(WORK TASK)
Go through the material under this sentence. Return every line holding "Filter".

..........

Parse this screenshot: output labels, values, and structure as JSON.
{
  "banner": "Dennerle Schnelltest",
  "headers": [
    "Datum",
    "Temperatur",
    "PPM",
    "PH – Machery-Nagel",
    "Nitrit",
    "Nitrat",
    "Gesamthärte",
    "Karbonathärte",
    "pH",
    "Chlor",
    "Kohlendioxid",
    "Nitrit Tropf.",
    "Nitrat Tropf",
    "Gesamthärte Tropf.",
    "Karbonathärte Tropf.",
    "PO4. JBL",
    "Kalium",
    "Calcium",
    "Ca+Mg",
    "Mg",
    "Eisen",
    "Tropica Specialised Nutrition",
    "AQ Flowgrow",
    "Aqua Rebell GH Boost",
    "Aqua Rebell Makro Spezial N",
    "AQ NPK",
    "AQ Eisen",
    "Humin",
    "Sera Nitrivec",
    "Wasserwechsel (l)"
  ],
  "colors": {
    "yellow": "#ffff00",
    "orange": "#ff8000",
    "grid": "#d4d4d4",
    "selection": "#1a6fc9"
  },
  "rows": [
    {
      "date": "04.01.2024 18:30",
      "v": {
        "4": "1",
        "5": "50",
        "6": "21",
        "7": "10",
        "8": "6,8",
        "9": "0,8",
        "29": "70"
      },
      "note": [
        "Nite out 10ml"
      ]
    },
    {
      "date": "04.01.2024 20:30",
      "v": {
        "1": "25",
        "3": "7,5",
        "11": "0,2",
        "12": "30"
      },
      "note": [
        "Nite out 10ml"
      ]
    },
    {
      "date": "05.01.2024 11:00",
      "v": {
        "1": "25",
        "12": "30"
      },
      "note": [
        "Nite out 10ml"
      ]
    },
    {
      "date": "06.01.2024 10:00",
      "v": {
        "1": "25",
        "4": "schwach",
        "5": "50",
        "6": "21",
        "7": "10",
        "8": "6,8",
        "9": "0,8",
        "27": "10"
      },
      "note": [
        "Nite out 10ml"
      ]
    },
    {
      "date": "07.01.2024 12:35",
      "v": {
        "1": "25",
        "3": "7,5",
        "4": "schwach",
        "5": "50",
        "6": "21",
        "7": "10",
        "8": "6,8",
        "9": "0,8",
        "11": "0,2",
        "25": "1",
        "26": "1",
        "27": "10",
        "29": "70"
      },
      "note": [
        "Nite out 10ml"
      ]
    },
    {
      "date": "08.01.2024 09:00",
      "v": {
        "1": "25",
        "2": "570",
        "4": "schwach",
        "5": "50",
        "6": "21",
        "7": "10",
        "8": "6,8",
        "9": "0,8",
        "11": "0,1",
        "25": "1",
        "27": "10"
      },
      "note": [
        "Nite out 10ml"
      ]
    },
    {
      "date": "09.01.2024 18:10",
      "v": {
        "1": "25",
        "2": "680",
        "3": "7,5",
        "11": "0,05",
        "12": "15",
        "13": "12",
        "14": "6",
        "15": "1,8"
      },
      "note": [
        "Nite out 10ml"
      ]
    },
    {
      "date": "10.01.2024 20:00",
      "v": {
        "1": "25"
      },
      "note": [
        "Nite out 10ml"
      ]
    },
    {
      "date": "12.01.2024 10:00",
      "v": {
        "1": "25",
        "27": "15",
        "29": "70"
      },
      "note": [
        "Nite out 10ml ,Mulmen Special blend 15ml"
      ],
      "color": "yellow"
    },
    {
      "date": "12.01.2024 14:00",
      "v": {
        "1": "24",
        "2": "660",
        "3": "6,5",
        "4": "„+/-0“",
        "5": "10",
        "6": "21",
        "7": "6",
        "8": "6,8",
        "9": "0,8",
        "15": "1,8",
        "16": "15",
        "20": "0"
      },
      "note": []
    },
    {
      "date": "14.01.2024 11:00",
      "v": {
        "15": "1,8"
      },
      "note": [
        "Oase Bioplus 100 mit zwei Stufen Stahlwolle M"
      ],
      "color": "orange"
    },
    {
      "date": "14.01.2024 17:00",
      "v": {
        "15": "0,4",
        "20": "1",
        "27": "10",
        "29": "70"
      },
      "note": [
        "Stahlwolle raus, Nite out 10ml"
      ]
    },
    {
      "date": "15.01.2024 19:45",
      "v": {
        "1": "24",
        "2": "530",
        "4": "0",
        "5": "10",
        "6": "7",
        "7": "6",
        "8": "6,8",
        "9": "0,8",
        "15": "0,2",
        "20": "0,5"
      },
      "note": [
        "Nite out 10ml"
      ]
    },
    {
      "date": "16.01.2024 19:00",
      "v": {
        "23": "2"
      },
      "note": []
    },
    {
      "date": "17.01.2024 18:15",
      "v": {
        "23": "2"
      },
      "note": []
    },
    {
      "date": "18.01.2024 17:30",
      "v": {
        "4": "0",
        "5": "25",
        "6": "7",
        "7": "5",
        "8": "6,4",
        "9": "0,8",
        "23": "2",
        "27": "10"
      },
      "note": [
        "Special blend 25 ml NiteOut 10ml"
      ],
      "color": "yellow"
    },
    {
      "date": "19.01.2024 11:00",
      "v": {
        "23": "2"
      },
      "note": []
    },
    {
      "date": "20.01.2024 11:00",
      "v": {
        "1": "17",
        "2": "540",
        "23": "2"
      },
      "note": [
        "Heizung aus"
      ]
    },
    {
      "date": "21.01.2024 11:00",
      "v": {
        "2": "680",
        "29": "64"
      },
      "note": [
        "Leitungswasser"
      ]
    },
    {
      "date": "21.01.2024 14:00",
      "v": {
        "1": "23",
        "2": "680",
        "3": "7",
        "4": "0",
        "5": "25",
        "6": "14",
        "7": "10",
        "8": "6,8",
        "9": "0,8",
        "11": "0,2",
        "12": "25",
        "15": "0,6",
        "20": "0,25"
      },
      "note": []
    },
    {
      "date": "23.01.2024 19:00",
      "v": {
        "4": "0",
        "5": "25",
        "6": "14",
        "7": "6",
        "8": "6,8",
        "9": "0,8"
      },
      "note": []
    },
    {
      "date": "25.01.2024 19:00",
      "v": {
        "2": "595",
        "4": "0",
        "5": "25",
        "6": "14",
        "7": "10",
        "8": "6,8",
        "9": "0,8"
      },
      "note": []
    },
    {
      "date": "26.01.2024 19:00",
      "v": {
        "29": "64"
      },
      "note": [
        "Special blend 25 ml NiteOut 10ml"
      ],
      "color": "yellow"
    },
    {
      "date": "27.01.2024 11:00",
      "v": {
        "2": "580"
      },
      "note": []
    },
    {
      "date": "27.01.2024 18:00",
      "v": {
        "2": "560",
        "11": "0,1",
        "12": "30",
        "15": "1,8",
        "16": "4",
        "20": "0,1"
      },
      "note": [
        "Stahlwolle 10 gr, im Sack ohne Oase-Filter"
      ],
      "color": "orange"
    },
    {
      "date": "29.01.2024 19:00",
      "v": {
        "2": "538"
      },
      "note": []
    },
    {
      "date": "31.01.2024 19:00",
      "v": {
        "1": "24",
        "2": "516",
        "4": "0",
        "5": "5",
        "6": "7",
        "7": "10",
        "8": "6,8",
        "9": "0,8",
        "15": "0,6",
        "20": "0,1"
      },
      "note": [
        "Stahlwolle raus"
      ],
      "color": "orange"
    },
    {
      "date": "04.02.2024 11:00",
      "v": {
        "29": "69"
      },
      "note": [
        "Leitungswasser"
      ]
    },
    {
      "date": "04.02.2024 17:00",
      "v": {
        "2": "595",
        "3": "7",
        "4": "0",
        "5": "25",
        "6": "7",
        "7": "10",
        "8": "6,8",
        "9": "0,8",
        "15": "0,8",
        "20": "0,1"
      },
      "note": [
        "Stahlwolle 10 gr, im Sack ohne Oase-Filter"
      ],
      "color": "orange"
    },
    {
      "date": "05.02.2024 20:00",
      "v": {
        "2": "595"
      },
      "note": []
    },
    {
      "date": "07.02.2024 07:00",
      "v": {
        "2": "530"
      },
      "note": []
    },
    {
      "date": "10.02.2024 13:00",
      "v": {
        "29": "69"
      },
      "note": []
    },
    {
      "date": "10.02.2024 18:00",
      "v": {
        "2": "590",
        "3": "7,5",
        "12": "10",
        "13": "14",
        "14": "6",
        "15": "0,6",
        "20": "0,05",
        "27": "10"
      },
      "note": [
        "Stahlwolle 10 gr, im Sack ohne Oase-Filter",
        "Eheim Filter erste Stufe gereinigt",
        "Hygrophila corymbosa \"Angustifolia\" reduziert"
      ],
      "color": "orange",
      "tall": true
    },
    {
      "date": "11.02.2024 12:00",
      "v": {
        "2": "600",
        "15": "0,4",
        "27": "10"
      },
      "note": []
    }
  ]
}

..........

(SOLUTION)
        "Stahlwolle 10 gr, im Sack ohne Oase-Filter"
        "Stahlwolle 10 gr, im Sack ohne Oase-Filter"
        "Stahlwolle 10 gr, im Sack ohne Oase-Filter",
        "Eheim Filter erste Stufe gereinigt",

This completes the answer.